- YOUR GOAL -
In the following listing, find the lines containing "value" and report them.

- RECORD EXCERPTS -
_ _ _
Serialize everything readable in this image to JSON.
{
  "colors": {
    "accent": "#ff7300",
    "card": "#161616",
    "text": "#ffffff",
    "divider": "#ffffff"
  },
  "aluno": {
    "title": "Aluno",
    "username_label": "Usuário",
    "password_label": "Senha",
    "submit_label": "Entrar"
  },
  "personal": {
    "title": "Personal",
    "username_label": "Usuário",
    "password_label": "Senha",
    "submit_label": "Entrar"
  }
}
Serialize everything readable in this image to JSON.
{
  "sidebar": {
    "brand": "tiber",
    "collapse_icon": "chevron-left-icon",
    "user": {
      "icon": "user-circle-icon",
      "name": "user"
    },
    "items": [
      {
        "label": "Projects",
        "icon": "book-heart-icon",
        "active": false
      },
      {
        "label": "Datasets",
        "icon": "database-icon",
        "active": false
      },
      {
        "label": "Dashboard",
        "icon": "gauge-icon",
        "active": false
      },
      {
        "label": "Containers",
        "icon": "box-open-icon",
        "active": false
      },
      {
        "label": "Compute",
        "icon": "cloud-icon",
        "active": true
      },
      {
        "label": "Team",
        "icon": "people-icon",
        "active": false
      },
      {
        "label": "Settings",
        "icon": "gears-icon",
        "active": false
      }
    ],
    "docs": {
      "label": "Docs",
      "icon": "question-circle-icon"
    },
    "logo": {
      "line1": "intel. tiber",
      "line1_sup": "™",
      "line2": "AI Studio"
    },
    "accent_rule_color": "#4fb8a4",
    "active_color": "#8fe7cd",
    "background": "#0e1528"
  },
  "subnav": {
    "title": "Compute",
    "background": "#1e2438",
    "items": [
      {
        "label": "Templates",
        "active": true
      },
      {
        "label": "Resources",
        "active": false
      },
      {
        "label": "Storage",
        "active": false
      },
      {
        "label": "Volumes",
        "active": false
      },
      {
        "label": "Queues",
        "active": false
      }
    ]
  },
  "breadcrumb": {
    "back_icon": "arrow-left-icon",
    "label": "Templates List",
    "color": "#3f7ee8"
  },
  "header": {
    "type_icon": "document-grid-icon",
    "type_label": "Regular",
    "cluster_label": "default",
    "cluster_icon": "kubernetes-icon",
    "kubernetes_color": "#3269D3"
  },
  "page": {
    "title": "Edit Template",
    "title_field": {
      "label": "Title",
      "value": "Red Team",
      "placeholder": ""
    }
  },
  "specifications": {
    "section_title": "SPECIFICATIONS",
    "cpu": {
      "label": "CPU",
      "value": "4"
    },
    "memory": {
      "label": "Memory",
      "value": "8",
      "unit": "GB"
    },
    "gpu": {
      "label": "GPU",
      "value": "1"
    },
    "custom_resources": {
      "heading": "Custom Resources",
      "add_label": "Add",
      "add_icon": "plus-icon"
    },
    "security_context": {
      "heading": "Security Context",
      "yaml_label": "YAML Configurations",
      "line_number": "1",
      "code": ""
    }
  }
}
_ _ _
- RESULT OF THE TASK -
      "value": "Red Team",
      "value": "4"
      "value": "8",
      "value": "1"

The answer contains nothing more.